Thanks for the great writing!
As an obsessed baseball dad, I can relate. I have struggled to remain pragmatic and self-aware amidst the intoxicating traditions and ambitions.
I have often encountered the handwringing, caustic and fatalistic nature vs. nurture debate in the domain of youth baseball.
As a youth baseball coach, I juggled the paradoxes of appropriate and healthy dreams and ambitions. I did not want to live in a world where cynicism was served up to children as tough-love humility, where every boy thought he would NEVER become the next Mike Trout. Nor did I want a world of entitled helicopter parents fueled with high-ocatain growling competition, where every dad thought his boy WAS the next Mike Trout.
Lo, the Scylla and Charybdis in a voyage of integrity. Baseball offers mythology for growth. It’s something we do to become better fathers and sons, rather than to become mythical ourselves.
We learn to recognize opportunities to optimize what talent we have. Talent, access to information, and the opportunity to train are beyond our control.

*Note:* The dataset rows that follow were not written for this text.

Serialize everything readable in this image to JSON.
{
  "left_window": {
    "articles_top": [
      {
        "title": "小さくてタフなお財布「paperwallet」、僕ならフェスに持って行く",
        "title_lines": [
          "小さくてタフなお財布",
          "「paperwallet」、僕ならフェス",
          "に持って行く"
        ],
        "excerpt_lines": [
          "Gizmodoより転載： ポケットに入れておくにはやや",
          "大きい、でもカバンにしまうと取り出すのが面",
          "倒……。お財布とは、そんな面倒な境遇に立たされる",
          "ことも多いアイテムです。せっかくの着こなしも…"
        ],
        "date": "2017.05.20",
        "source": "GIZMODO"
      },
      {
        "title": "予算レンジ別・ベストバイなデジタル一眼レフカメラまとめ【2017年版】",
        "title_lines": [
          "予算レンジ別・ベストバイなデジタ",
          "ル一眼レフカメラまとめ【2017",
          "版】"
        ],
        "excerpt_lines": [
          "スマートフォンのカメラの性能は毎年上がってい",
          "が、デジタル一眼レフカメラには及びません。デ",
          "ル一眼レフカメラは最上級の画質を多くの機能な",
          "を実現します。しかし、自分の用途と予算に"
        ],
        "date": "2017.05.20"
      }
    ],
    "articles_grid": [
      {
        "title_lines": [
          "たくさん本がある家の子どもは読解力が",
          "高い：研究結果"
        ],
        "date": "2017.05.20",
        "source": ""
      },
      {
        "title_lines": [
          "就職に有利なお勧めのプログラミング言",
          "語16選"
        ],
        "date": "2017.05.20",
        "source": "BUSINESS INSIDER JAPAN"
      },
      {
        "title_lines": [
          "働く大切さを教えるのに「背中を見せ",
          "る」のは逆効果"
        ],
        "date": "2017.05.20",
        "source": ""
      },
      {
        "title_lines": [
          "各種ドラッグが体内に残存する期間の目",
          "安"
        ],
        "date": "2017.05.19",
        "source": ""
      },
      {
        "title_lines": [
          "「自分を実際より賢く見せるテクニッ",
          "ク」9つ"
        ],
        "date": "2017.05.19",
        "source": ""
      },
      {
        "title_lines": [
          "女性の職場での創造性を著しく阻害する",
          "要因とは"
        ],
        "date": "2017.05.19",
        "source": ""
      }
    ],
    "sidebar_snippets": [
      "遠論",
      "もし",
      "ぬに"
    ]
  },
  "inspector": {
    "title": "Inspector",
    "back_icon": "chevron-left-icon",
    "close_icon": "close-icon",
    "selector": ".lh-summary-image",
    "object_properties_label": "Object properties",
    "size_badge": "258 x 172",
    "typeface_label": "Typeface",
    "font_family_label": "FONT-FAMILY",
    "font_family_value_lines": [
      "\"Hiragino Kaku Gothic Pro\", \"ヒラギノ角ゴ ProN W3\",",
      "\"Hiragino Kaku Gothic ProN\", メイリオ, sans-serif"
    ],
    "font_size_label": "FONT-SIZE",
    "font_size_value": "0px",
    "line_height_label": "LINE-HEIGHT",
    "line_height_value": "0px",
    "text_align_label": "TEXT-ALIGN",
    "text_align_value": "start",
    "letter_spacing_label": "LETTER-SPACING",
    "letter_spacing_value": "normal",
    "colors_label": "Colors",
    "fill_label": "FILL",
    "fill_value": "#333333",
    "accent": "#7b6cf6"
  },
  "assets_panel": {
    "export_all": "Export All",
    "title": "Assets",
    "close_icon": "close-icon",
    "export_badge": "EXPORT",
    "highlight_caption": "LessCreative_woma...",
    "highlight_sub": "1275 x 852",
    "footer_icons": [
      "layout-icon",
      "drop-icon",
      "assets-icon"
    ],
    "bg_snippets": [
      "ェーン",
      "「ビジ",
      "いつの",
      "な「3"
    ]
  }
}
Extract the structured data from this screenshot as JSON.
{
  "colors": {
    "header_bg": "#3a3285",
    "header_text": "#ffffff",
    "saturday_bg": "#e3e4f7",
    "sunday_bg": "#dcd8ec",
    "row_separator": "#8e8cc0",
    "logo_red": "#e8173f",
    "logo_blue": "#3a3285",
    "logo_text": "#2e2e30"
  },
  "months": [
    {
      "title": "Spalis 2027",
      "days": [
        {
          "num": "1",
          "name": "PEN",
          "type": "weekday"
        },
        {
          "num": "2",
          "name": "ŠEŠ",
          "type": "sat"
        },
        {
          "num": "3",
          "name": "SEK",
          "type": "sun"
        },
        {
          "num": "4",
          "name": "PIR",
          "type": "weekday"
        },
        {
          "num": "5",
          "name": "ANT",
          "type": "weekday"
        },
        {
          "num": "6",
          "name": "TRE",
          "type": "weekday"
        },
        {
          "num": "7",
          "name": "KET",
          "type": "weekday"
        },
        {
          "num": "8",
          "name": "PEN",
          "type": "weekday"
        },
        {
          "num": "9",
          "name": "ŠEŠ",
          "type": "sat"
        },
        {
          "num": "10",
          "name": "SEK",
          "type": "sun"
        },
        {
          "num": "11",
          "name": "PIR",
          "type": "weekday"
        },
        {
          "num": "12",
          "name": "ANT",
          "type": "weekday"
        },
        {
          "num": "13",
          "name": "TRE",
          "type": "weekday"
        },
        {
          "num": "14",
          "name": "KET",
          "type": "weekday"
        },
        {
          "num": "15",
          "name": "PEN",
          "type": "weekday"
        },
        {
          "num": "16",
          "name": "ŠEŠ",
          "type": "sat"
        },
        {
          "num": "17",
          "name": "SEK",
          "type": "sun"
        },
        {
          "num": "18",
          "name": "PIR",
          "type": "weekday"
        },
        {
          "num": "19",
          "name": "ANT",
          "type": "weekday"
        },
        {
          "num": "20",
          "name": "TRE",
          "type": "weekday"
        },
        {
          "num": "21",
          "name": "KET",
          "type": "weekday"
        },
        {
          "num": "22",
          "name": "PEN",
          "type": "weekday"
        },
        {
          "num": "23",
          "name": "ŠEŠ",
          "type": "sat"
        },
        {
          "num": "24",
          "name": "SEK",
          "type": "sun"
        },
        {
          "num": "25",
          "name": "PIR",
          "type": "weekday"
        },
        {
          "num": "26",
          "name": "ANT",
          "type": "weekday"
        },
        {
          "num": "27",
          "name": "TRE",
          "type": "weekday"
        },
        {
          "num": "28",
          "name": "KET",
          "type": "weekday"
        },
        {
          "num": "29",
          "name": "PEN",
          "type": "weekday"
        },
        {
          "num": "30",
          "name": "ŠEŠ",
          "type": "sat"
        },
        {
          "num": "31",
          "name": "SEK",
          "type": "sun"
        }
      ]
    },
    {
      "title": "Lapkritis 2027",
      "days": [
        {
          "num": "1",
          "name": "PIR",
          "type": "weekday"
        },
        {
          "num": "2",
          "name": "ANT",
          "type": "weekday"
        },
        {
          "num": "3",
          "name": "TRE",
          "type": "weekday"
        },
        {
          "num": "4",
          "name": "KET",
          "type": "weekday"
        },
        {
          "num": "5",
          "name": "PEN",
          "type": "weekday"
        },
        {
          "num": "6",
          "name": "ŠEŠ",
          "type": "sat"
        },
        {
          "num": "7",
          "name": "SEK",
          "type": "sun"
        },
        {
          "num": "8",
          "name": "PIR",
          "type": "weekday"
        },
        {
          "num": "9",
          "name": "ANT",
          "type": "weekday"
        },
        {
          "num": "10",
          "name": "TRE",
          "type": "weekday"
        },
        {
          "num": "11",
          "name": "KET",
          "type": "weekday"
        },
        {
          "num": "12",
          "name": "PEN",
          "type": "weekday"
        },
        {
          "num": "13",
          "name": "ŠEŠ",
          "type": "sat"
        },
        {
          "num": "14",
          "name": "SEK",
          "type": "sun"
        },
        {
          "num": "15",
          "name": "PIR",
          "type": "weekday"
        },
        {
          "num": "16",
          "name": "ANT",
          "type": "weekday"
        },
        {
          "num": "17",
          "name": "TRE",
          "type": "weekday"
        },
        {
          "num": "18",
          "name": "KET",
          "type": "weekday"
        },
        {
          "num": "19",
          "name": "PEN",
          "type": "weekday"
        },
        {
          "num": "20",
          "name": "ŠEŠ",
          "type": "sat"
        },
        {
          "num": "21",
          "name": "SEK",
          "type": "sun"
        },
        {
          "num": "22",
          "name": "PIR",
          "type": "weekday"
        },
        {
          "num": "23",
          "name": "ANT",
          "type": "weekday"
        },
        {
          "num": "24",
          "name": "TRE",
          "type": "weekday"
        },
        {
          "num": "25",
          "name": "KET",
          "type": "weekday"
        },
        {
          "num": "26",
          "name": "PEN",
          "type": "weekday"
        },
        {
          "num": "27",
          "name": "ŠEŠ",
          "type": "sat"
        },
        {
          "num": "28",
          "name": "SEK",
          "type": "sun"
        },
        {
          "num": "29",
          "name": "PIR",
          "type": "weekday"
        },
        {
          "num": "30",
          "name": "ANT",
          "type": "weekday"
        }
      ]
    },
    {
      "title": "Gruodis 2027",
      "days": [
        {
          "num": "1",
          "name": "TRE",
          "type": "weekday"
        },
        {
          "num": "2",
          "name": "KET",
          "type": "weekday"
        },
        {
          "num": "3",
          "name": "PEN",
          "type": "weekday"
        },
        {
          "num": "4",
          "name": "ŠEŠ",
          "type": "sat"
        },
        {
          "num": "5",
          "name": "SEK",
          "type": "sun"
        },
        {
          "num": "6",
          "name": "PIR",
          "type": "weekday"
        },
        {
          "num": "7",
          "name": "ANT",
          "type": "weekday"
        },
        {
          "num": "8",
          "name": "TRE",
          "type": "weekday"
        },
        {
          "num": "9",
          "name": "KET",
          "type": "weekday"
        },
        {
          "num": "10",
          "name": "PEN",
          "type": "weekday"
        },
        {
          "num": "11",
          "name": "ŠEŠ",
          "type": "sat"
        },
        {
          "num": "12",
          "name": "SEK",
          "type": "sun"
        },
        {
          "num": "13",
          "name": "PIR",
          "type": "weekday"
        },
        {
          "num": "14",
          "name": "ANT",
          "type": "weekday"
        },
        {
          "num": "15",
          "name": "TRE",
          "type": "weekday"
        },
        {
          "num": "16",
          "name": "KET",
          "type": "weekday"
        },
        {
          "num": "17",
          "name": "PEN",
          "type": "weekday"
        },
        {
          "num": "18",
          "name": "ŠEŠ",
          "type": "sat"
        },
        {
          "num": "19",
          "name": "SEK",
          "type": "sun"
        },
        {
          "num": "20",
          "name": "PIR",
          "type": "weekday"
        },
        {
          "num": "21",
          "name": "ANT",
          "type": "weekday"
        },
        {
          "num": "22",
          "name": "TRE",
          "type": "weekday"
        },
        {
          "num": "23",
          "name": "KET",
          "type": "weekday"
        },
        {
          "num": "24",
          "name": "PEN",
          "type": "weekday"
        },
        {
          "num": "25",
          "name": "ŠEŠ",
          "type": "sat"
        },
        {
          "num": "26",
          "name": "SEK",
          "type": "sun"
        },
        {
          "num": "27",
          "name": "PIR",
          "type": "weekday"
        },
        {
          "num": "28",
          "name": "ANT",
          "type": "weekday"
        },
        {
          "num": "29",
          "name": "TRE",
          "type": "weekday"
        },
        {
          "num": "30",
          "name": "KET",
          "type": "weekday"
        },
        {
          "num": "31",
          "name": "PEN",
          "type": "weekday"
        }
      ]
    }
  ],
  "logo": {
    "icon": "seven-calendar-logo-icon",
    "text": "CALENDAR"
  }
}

To illustrate this point, one of my great music mentors once quipped, “If Mozart had been born in the Congo, the highest he would have risen was chief drummer.”

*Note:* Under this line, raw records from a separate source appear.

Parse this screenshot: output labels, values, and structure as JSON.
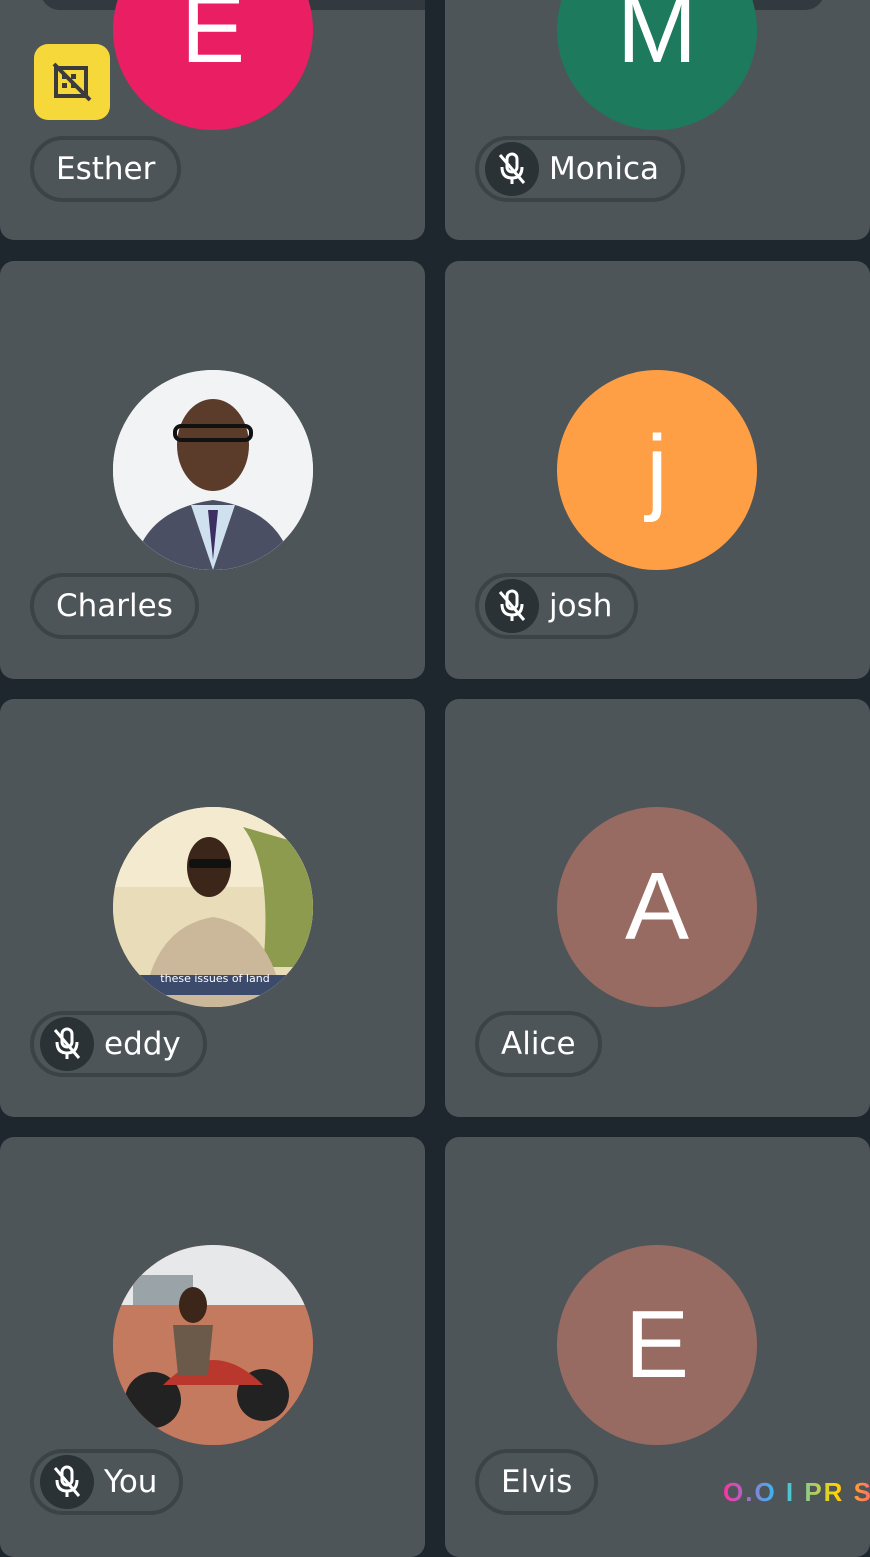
{
  "participants": [
    {
      "name": "Esther",
      "initial": "E",
      "color": "#e91e63",
      "muted": false,
      "presenting_icon": true
    },
    {
      "name": "Monica",
      "initial": "M",
      "color": "#1e7a5c",
      "muted": true
    },
    {
      "name": "Charles",
      "initial": "",
      "color": "#e9eef2",
      "muted": false,
      "photo": true
    },
    {
      "name": "josh",
      "initial": "j",
      "color": "#ff9f45",
      "muted": true
    },
    {
      "name": "eddy",
      "initial": "",
      "color": "#d9c89a",
      "muted": true,
      "photo": true,
      "photo_caption": "these issues of land"
    },
    {
      "name": "Alice",
      "initial": "A",
      "color": "#986b62",
      "muted": false
    },
    {
      "name": "You",
      "initial": "",
      "color": "#b96a55",
      "muted": true,
      "photo": true
    },
    {
      "name": "Elvis",
      "initial": "E",
      "color": "#986b62",
      "muted": false
    }
  ],
  "watermark": "O.O I PR SS",
  "icons": {
    "muted": "mic-off-icon",
    "presenting": "no-video-icon"
  }
}
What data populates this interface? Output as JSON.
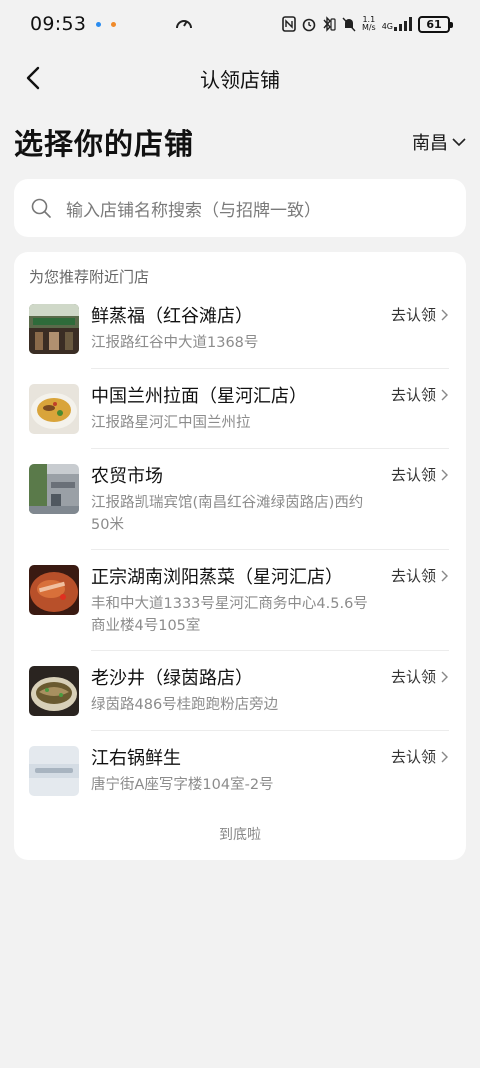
{
  "status": {
    "time": "09:53",
    "speed_value": "1.1",
    "speed_unit": "M/s",
    "network": "4G",
    "battery": "61"
  },
  "nav": {
    "title": "认领店铺"
  },
  "heading": {
    "title": "选择你的店铺",
    "city": "南昌"
  },
  "search": {
    "placeholder": "输入店铺名称搜索（与招牌一致）"
  },
  "list": {
    "title": "为您推荐附近门店",
    "claim_label": "去认领",
    "footer": "到底啦",
    "stores": [
      {
        "name": "鲜蒸福（红谷滩店）",
        "address": "江报路红谷中大道1368号"
      },
      {
        "name": "中国兰州拉面（星河汇店）",
        "address": "江报路星河汇中国兰州拉"
      },
      {
        "name": "农贸市场",
        "address": "江报路凯瑞宾馆(南昌红谷滩绿茵路店)西约50米"
      },
      {
        "name": "正宗湖南浏阳蒸菜（星河汇店）",
        "address": "丰和中大道1333号星河汇商务中心4.5.6号商业楼4号105室"
      },
      {
        "name": "老沙井（绿茵路店）",
        "address": "绿茵路486号桂跑跑粉店旁边"
      },
      {
        "name": "江右锅鲜生",
        "address": "唐宁街A座写字楼104室-2号"
      }
    ]
  },
  "colors": {
    "page_bg": "#f2f2f2",
    "card_bg": "#ffffff",
    "secondary_text": "#8c8c8c"
  }
}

As a dad, the magic of baseball had been the simple and itterative patterns offered as a father-son theater to examine the human condition, the value of ego and humility, and the entwined nature of learning, attention, motive and effort.
“THERE MAY BE PEOPLE THAT HAVE MORE TALENT THAN YOU, BUT THERE IS NO EXCUSE FOR ANYONE TO WORK HARDER THAN YOU DO.”

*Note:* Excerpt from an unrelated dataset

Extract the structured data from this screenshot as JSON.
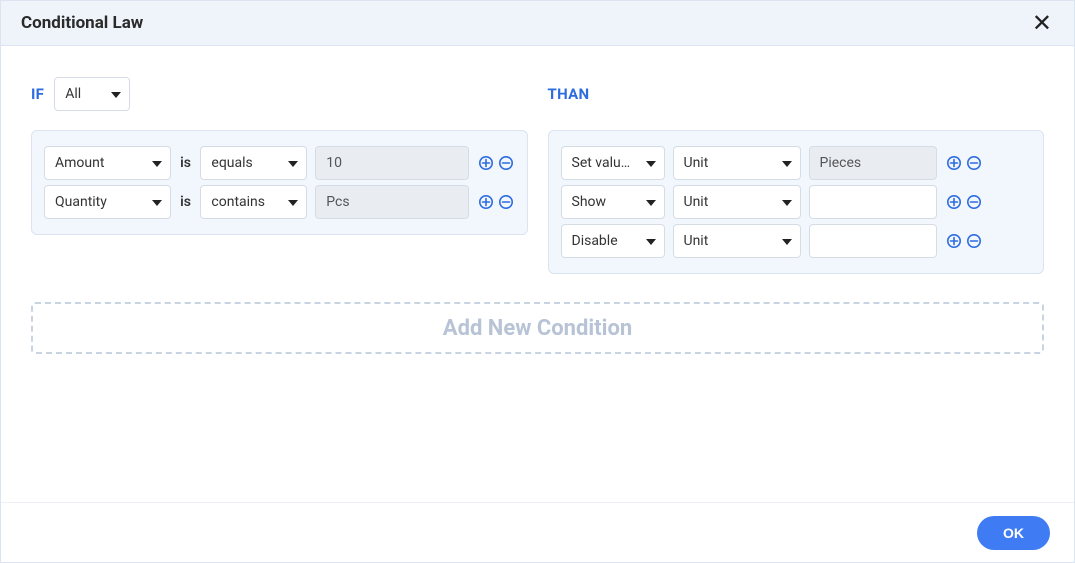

Baseball with my son gave me the opportunity to explore these issues and to usher him from the fun-and-pizza years to the threshold of his own manhood, and Mr. Jeter’s invitation to author your own life, in baseball and/or in all things we might love.
Look forward to your next piece!